Australia is hooked on antidepressant drugs and their use is increasing among young people during Covid-19
Australia’s sun-drenched, laid-back lifestyle belies the fact that it is one of the world’s highest users of antidepressant drugs, with young people being the fastest-growing category for the drugs.
More than three million (or 1 in 7) Australians take antidepressants every day and more than 32 million antidepressant prescriptions are filled each year.
On a per capita basis, this usage ranks Australia behind only Iceland, which has 19-hour winter nights commonly associated with depressive seasonal affective disorder, and the US.
Prescription rates have doubled in the last 10 years, while the start of the Covid pandemic saw a further increase in prescriptions of 15 percent.
Covid has also accelerated the use of antidepressants by young people (10-17 years old) and women in particular.
Australians lead the world when it comes to taking antidepressants and this is rising particularly fast among young women (file image)

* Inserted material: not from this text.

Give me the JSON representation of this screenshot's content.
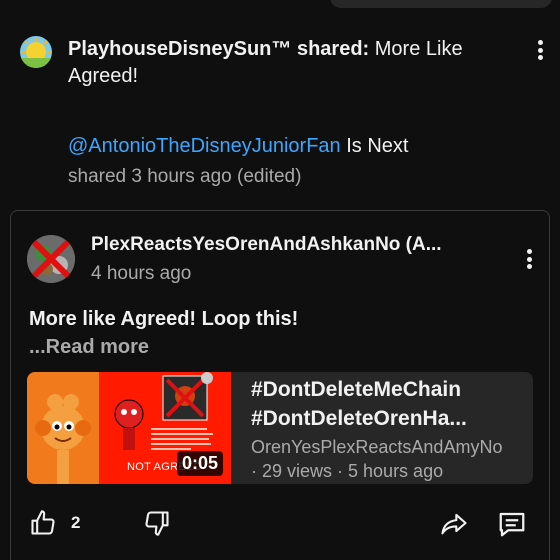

A study from the University of NSW found that Covid caused an increase in antidepressant use that “was greater among women than men, and greater among young women than among other age groups.”
This suggested “an increased mental health burden in populations already on a trajectory of increased antidepressant use before the pandemic.”
A major concern with antidepressants is the uncertainty and difficulty of coming off.
Guidelines generally recommend that antidepressants be taken for up to 6 to 12 months after improvement, but this can be extended up to two years for people at risk of relapse.
The average amount of time Australians take antidepressants has lengthened, now averaging four years.
Australian clinical psychiatrist Dr. Mark Horowitz has experienced firsthand the difficulty of coming off antidepressants
Long-term use of antidepressants can cause weight gain, sleep disturbances, emotional numbing, constipation or diarrhea, sexual dysfunction, and low blood sodium levels.
There may also be a debilitating sense of dependency and addiction that undermines alternative ways of coping.
However, coming off antidepressants can be very challenging both physically and emotionally.
In 2021, a major study by the medical research body Cochrane Australia looked at methods of withdrawing from antidepressants.
For London-based Australian clinical psychiatrist Dr. Mark Horowitz, one of the study authors, the difficulty of coming off antidepressants is something he can personally testify to.
“I am one of hundreds of thousands of people who have experienced long, difficult and agonizing battles coming off long-term antidepressants due to the severity of the withdrawal effects,” he said.
More than two million antidepressant prescriptions are dispensed each year in Australia (file image)
What makes withdrawal from antidepressant medications particularly tricky is that common symptoms such as insomnia, low mood, anxiety, and changes in appetite could be considered a relapse in the condition that prompted the initial prescription.
“The difficulty of distinguishing between withdrawal symptoms and relapse presents a real challenge for patients, clinicians, and researchers alike,” said Dr. Horowitz.
He said it can often lead to inappropriate continuation of antidepressant medication, which is most often prescribed by GPs in Australia.
Worryingly, a survey of antidepressant users found that between one-third and one-half of them had no clear clinical assessment of why they were taking them or a plan to stop.
University of Queensland emeritus professor of general practice Mieke van Driel said robust research is lacking on the best ways to stop taking antidepressants.
Cochrane lead author Mieke van Driel, professor emeritus of general medicine at the University of Queensland, said that in her general medical practice she had seen “first-hand the difficulties many patients have in coming off antidepressants.”
“While much is known about the increasing global acceptance of antidepressant medications, there is little high-quality evidence on safe and effective approaches to stopping treatment.”
Other common withdrawal effects are flu-like symptoms such as headaches, chills, dizziness, body aches, nausea or sweating, gastrointestinal problems, and sensations similar to electric shocks or a racing noise in the head.
Dr. Horowitz said the alphabeth she had been taking antidepressants for 18 years after first taking them in her 20s and found the experience of coming off them ‘scary and unnerving’.
“I had panic attacks, couldn’t sleep…symptoms I’ve never experienced before stopping these medications,” he said.
Dr. Horowitz said there was such a paucity of solid research and experience on the subject that he was forced to consult unofficial sources online.
“Instead, I found that the most useful information was on peer support sites where people who had withdrawn from antidepressants were forced to try to become lay experts,” he said.
Stopping antidepressants cold turkey is not recommended.
The Royal Australian and New Zealand College of Psychiatrists (RANZCP) guidelines recommend that antidepressants be tapered off slowly, but concede that “there is insufficient evidence to suggest the best regimen for this.”
Dr. Horowitz said that because antidepressants have such a powerful effect on the brain, they must be withdrawn gradually, over weeks or even years.
“We know that the slower you come off an antidepressant, the less intolerable the experience will be,” he says.
Dr. Horowitz says his personal fight to quit drugs paid off.
“For me, coming off antidepressants, while it’s been a difficult process, has been transformative: I’ve improved tiredness, memory and concentration problems that I thought for a long time were due to other conditions,” he said.